- [Exercise details]: Please set out each line below exactly as it stands, without the images.

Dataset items

******

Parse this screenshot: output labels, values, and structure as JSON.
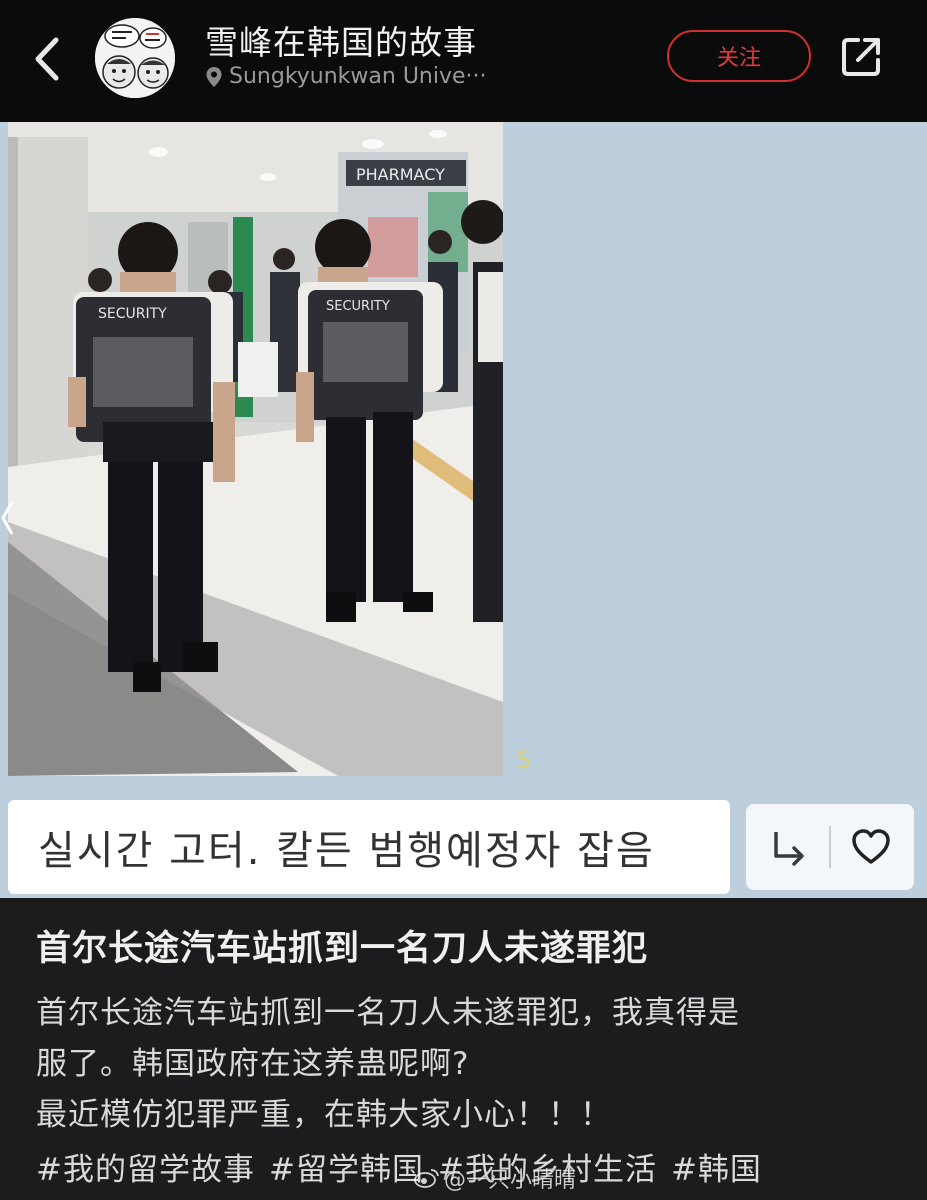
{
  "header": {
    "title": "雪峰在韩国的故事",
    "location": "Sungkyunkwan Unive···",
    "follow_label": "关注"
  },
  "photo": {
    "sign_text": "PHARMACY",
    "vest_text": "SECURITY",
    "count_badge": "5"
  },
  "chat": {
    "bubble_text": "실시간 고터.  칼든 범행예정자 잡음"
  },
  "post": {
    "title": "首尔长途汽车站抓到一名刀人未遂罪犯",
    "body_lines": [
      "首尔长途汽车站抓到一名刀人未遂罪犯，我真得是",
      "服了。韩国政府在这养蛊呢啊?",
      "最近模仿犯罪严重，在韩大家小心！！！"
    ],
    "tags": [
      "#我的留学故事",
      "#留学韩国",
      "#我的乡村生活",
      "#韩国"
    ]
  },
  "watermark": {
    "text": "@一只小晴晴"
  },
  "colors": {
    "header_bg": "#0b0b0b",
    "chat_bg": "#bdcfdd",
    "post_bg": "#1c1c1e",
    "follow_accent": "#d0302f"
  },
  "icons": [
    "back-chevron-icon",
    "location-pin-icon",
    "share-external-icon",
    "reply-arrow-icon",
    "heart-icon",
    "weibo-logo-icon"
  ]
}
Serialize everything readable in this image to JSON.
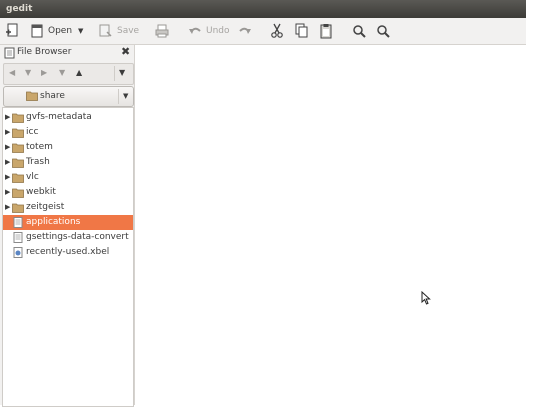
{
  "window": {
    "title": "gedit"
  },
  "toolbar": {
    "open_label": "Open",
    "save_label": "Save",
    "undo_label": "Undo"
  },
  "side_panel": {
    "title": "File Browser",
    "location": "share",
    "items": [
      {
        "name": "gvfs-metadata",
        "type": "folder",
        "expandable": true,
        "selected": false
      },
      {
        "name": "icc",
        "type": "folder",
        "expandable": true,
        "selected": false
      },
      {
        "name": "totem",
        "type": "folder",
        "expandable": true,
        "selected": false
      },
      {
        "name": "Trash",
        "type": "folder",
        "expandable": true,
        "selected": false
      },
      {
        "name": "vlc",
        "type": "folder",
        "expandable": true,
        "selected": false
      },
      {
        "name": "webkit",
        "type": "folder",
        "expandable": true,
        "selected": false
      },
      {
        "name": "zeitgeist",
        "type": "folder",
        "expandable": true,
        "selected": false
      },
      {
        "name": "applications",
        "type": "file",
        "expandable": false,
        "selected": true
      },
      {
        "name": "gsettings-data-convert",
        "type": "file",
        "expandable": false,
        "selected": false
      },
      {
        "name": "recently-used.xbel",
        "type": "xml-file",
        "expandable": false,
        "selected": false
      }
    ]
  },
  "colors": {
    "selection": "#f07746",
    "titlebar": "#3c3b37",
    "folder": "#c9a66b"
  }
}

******

- [Output below]:
Parse this screenshot: output labels, values, and structure as JSON.
{
  "header": {
    "title": "雪峰在韩国的故事",
    "location": "Sungkyunkwan Unive···",
    "follow_label": "关注"
  },
  "photo": {
    "sign_text": "PHARMACY",
    "vest_text": "SECURITY",
    "count_badge": "5"
  },
  "chat": {
    "bubble_text": "실시간 고터.  칼든 범행예정자 잡음"
  },
  "post": {
    "title": "首尔长途汽车站抓到一名刀人未遂罪犯",
    "body_lines": [
      "首尔长途汽车站抓到一名刀人未遂罪犯，我真得是",
      "服了。韩国政府在这养蛊呢啊?",
      "最近模仿犯罪严重，在韩大家小心！！！"
    ],
    "tags": [
      "#我的留学故事",
      "#留学韩国",
      "#我的乡村生活",
      "#韩国"
    ]
  },
  "watermark": {
    "text": "@一只小晴晴"
  },
  "colors": {
    "header_bg": "#0b0b0b",
    "chat_bg": "#bdcfdd",
    "post_bg": "#1c1c1e",
    "follow_accent": "#d0302f"
  },
  "icons": [
    "back-chevron-icon",
    "location-pin-icon",
    "share-external-icon",
    "reply-arrow-icon",
    "heart-icon",
    "weibo-logo-icon"
  ]
}
Serialize everything readable in this image to JSON.
{
  "window": {
    "title": "gedit"
  },
  "toolbar": {
    "open_label": "Open",
    "save_label": "Save",
    "undo_label": "Undo"
  },
  "side_panel": {
    "title": "File Browser",
    "location": "share",
    "items": [
      {
        "name": "gvfs-metadata",
        "type": "folder",
        "expandable": true,
        "selected": false
      },
      {
        "name": "icc",
        "type": "folder",
        "expandable": true,
        "selected": false
      },
      {
        "name": "totem",
        "type": "folder",
        "expandable": true,
        "selected": false
      },
      {
        "name": "Trash",
        "type": "folder",
        "expandable": true,
        "selected": false
      },
      {
        "name": "vlc",
        "type": "folder",
        "expandable": true,
        "selected": false
      },
      {
        "name": "webkit",
        "type": "folder",
        "expandable": true,
        "selected": false
      },
      {
        "name": "zeitgeist",
        "type": "folder",
        "expandable": true,
        "selected": false
      },
      {
        "name": "applications",
        "type": "file",
        "expandable": false,
        "selected": true
      },
      {
        "name": "gsettings-data-convert",
        "type": "file",
        "expandable": false,
        "selected": false
      },
      {
        "name": "recently-used.xbel",
        "type": "xml-file",
        "expandable": false,
        "selected": false
      }
    ]
  },
  "colors": {
    "selection": "#f07746",
    "titlebar": "#3c3b37",
    "folder": "#c9a66b"
  }
}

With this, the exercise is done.